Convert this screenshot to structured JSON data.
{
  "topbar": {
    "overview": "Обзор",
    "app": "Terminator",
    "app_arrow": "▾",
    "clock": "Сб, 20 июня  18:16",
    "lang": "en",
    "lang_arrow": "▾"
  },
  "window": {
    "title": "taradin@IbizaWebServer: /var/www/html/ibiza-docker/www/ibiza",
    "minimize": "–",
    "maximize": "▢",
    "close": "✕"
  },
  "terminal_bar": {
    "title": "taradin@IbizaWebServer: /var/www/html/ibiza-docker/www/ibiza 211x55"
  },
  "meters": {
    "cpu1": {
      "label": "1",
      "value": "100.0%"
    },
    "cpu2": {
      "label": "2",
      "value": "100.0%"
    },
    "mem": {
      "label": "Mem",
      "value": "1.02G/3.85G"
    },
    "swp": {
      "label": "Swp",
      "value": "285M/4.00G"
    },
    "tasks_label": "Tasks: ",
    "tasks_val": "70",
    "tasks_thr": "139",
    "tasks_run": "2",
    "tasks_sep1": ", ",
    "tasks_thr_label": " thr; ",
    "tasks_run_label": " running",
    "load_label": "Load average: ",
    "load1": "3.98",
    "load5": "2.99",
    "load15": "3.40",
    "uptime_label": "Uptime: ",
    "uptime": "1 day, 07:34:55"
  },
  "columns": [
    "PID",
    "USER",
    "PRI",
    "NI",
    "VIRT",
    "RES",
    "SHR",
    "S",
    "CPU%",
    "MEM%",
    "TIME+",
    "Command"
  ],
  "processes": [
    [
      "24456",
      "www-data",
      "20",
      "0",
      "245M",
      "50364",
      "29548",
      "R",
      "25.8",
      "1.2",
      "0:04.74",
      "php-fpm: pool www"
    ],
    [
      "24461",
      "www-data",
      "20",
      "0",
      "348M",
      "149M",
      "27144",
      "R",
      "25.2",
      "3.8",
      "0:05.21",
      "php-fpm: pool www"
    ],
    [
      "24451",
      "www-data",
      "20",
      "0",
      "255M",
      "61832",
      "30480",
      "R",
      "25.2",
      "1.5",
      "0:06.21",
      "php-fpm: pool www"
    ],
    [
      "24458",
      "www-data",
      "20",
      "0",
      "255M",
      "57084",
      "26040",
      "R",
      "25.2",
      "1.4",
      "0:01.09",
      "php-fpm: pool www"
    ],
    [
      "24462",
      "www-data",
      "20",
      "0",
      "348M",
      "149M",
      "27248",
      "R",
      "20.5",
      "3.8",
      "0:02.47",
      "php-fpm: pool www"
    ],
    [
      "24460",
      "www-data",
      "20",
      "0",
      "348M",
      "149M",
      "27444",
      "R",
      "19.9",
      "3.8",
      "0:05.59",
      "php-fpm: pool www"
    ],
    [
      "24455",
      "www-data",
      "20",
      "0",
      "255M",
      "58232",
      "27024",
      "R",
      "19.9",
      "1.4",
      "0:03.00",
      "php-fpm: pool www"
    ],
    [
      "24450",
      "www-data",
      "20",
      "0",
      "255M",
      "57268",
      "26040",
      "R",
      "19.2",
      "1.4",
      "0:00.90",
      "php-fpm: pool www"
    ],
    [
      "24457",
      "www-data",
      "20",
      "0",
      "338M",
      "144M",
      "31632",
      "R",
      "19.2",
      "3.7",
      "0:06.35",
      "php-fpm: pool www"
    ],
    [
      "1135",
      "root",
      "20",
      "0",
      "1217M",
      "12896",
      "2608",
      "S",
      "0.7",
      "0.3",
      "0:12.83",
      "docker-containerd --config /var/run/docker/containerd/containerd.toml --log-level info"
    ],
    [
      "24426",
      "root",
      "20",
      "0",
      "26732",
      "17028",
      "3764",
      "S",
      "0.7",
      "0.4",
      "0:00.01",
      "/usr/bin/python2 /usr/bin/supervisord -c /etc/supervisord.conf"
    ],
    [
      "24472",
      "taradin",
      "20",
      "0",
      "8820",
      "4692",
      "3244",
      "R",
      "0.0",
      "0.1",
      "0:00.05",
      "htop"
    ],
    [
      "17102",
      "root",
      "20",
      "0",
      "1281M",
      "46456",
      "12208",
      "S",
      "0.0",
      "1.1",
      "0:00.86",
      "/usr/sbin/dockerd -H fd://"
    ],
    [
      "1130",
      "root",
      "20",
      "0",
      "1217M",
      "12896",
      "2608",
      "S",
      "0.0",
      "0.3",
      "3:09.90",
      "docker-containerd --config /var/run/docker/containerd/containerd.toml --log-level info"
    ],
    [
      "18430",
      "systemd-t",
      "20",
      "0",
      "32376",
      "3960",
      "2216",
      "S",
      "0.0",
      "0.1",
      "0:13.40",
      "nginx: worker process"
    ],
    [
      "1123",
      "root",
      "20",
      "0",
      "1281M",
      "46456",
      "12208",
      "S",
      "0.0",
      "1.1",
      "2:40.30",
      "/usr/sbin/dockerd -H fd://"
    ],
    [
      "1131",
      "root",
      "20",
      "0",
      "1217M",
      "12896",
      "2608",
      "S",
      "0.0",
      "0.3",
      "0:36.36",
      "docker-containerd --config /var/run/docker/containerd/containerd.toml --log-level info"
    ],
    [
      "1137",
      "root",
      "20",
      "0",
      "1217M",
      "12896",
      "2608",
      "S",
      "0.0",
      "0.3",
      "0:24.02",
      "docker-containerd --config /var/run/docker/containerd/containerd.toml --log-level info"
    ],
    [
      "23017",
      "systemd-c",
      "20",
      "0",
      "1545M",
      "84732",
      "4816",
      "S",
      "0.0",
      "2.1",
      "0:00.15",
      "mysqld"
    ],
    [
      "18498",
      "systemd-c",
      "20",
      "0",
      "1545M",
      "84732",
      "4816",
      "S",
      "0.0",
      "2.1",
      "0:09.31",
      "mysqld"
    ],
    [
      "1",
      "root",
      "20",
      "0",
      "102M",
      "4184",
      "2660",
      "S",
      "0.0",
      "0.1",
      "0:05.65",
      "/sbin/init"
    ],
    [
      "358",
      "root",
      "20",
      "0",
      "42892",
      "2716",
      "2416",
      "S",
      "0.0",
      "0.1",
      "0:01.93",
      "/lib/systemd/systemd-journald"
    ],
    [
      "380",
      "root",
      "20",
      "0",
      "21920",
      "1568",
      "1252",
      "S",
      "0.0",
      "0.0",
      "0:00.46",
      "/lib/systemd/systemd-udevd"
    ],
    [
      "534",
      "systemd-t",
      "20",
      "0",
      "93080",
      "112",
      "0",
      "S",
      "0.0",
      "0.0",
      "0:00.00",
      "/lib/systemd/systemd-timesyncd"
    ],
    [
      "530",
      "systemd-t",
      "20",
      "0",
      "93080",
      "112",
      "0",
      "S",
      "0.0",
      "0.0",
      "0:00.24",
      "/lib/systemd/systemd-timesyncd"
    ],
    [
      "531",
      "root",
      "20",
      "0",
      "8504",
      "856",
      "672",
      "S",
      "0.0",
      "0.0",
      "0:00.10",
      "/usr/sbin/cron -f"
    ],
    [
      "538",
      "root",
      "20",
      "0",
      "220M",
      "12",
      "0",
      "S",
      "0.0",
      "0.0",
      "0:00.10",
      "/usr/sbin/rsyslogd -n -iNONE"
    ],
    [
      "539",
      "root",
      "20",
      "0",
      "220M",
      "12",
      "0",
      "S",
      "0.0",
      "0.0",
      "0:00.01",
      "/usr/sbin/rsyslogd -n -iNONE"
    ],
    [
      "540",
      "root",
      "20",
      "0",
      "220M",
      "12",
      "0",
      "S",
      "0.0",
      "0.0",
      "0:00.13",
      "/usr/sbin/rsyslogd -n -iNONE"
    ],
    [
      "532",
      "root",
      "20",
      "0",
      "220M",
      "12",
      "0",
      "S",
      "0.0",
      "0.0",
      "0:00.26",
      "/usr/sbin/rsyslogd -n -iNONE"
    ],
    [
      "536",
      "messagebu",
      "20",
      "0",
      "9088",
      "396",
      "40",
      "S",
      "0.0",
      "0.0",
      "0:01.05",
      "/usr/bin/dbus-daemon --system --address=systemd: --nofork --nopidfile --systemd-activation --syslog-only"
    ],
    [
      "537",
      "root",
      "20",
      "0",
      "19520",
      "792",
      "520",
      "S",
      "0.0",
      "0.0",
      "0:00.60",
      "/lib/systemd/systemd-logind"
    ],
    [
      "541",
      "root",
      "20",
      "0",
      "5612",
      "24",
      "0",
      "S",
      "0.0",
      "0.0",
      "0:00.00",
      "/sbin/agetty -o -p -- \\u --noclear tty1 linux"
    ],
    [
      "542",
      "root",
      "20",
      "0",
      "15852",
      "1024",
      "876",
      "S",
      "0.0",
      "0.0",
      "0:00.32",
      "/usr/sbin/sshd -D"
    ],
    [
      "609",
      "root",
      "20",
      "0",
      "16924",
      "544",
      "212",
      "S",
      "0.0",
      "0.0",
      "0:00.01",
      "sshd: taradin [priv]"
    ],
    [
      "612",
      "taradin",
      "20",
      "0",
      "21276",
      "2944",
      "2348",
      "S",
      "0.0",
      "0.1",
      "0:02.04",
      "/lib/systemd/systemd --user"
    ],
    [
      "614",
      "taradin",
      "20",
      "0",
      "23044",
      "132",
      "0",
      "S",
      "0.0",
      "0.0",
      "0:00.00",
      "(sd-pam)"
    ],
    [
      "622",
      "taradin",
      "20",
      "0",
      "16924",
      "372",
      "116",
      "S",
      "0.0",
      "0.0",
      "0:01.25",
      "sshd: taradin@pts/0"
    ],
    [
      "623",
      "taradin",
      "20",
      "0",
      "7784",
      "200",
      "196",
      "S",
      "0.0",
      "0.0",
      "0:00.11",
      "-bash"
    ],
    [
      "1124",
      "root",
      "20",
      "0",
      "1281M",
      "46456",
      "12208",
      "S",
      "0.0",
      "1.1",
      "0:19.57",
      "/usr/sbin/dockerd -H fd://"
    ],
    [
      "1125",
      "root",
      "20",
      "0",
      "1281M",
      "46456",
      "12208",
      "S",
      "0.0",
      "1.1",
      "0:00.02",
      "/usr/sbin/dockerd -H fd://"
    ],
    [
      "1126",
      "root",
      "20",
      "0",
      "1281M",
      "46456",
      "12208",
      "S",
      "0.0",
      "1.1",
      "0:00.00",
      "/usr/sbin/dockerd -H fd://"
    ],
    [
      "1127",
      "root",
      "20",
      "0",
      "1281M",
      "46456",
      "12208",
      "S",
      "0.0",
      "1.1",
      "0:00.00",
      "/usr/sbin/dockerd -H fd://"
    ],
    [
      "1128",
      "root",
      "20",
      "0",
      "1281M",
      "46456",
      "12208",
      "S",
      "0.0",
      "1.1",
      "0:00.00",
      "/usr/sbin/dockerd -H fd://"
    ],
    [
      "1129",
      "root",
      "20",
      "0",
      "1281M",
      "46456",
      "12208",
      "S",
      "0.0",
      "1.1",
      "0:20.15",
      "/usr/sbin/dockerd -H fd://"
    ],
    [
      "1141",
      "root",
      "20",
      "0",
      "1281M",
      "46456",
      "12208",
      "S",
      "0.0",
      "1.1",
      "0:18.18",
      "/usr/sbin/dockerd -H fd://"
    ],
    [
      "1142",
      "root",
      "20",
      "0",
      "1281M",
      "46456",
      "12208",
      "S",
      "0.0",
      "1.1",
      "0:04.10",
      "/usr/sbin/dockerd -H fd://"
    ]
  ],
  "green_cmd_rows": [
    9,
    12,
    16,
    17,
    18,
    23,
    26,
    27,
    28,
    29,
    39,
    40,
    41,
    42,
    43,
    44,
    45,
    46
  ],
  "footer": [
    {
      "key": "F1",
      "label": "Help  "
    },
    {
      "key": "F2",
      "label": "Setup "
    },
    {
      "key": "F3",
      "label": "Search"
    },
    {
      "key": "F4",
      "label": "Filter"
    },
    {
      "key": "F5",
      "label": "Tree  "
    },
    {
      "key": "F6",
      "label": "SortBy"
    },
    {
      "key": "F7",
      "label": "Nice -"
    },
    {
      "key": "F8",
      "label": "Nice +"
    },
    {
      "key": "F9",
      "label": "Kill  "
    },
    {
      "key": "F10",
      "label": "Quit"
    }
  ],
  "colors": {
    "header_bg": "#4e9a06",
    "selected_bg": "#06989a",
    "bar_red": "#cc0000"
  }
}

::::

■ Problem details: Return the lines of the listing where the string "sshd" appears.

■ Expected output:
      "/usr/sbin/sshd -D"
      "sshd: taradin [priv]"
      "sshd: taradin@pts/0"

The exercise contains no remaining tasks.